"That suggests they've all been eroded at the same time," Baynes said.

Fire and ice

The rock dating suggested that a series of epic volcano-triggered floods sculpted the canyon in three short bursts of several days around 9,000, 5,000 and 2,000 years ago. At those times, volcanoes locked beneath the Vatnajökull Ice Cap, about 90 miles (150 km) upstream from the canyon, erupted, the researchers wrote in the paper.

The eruptions would have ripped the bedrock apart and melted large portions of the glacier, sending torrents of water across the landscape. The floodwaters likely overtopped an already-existing waterfall near the current falls' location, carving the canyon walls by pushing the mouth of the falls upstream, Baynes said. At its peak, torrents of water would have blasted across the landscape at up to 238 million gallons per second (900,000 cubic meters per second), Baynes said.

While the findings show that cataclysmic events can radically transform the landscape, most people shouldn't expect to come home one day to find a massive canyon where their house once stood. This type of dramatic flooding relies on the interaction of a glacier and a volcano, a unique convergence found only in Iceland, Baynes said.

The findings were published yesterday (Feb. 9) in the journal Proceedings of the National Academy of Sciences.

Follow Tia Ghose on Twitter and Google+. Follow LiveScience @livescience, Facebook & Google+. Originally published on Live Science.

Tia Ghose
Managing Editor

Tia is the managing editor and was previously a senior writer for Live Science. Her work has appeared in Scientific American, Wired.com and other outlets. She holds a master's degree in bioengineering from the University of Washington, a graduate certificate in science writing from UC Santa Cruz and a bachelor's degree in mechanical engineering from the University of Texas at Austin.

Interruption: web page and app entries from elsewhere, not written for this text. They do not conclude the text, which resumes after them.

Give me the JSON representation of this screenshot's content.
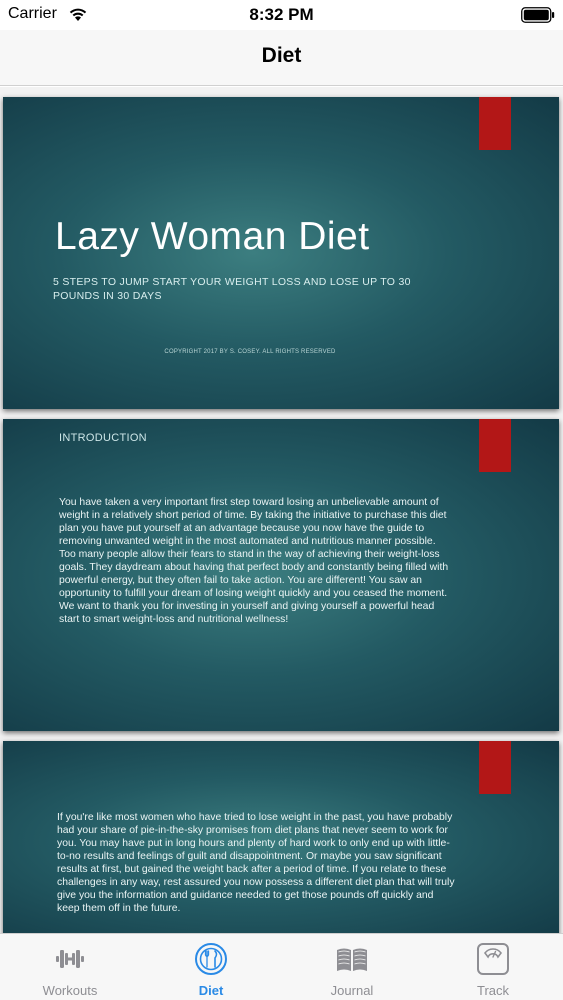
{
  "status_bar": {
    "carrier": "Carrier",
    "time": "8:32 PM"
  },
  "nav": {
    "title": "Diet"
  },
  "slides": [
    {
      "title": "Lazy Woman Diet",
      "subtitle": "5 STEPS TO JUMP START YOUR WEIGHT LOSS AND LOSE UP TO 30 POUNDS IN 30 DAYS",
      "copyright": "COPYRIGHT 2017 BY S. COSEY. ALL RIGHTS RESERVED"
    },
    {
      "heading": "INTRODUCTION",
      "body": "You have taken a very important first step toward losing an unbelievable amount of weight in a relatively short period of time. By taking the initiative to purchase this diet plan you have put yourself at an advantage because you now have the guide to removing unwanted weight in the most automated and nutritious manner possible. Too many people allow their fears to stand in the way of achieving their weight-loss goals. They daydream about having that perfect body and constantly being filled with powerful energy, but they often fail to take action. You are different! You saw an opportunity to fulfill your dream of losing weight quickly and you ceased the moment. We want to thank you for investing in yourself and giving yourself a powerful head start to smart weight-loss and nutritional wellness!"
    },
    {
      "body": "If you're like most women who have tried to lose weight in the past, you have probably had your share of pie-in-the-sky promises from diet plans that never seem to work for you. You may have put in long hours and plenty of hard work to only end up with little-to-no results and feelings of guilt and disappointment. Or maybe you saw significant results at first, but gained the weight back after a period of time. If you relate to these challenges in any way, rest assured you now possess a different diet plan that will truly give you the information and guidance needed to get those pounds off quickly and keep them off in the future."
    }
  ],
  "tabs": [
    {
      "label": "Workouts",
      "icon": "dumbbell-icon",
      "active": false
    },
    {
      "label": "Diet",
      "icon": "plate-utensils-icon",
      "active": true
    },
    {
      "label": "Journal",
      "icon": "book-icon",
      "active": false
    },
    {
      "label": "Track",
      "icon": "scale-icon",
      "active": false
    }
  ],
  "colors": {
    "accent": "#2a8ae6",
    "inactive": "#8e8e93",
    "slide_red": "#b31717",
    "slide_teal": "#235a63"
  }
}
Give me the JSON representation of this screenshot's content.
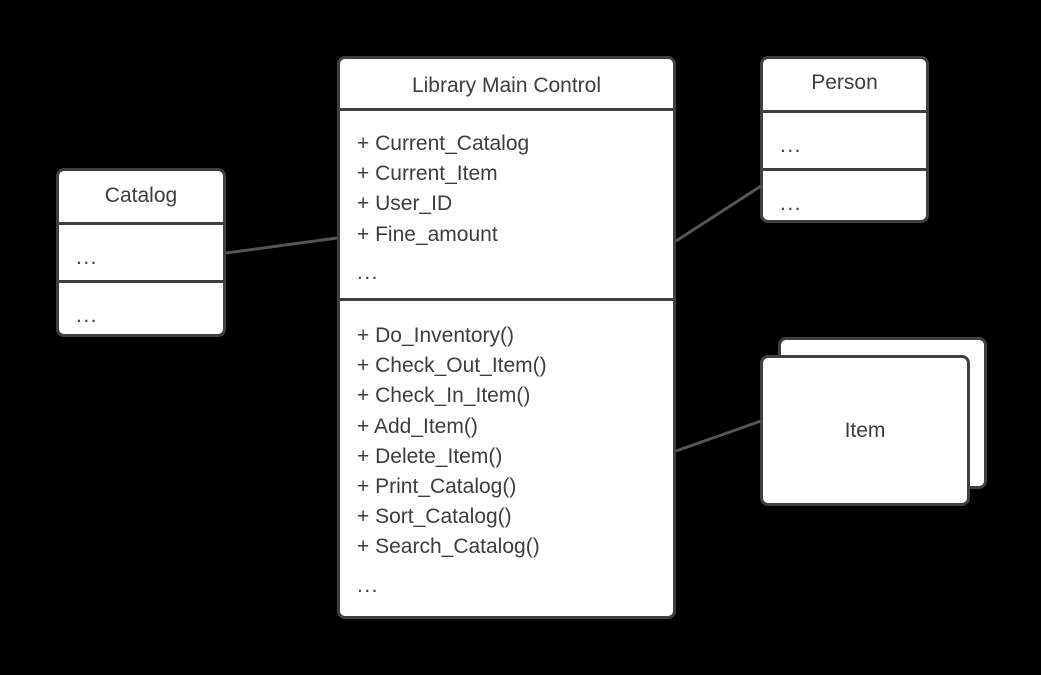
{
  "diagram": {
    "type": "uml-class-diagram",
    "background_color": "#000000",
    "box_fill": "#ffffff",
    "stroke_color": "#404040",
    "text_color": "#3d3d3d",
    "ellipsis": "..."
  },
  "classes": {
    "main_control": {
      "name": "Library Main Control",
      "attributes": [
        "+ Current_Catalog",
        "+ Current_Item",
        "+ User_ID",
        "+ Fine_amount",
        "..."
      ],
      "methods": [
        "+ Do_Inventory()",
        "+ Check_Out_Item()",
        "+ Check_In_Item()",
        "+ Add_Item()",
        "+ Delete_Item()",
        "+ Print_Catalog()",
        "+ Sort_Catalog()",
        "+ Search_Catalog()",
        "..."
      ]
    },
    "catalog": {
      "name": "Catalog",
      "attributes_placeholder": "...",
      "methods_placeholder": "..."
    },
    "person": {
      "name": "Person",
      "attributes_placeholder": "...",
      "methods_placeholder": "..."
    },
    "item": {
      "name": "Item",
      "stacked": "true"
    }
  },
  "associations": [
    {
      "from": "Catalog",
      "to": "Library Main Control"
    },
    {
      "from": "Library Main Control",
      "to": "Person"
    },
    {
      "from": "Library Main Control",
      "to": "Item"
    }
  ]
}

Tia was part of a team at the Milwaukee Journal Sentinel that published the Empty Cradles series on preterm births, which won multiple awards, including the 2012 Casey Medal for Meritorious Journalism.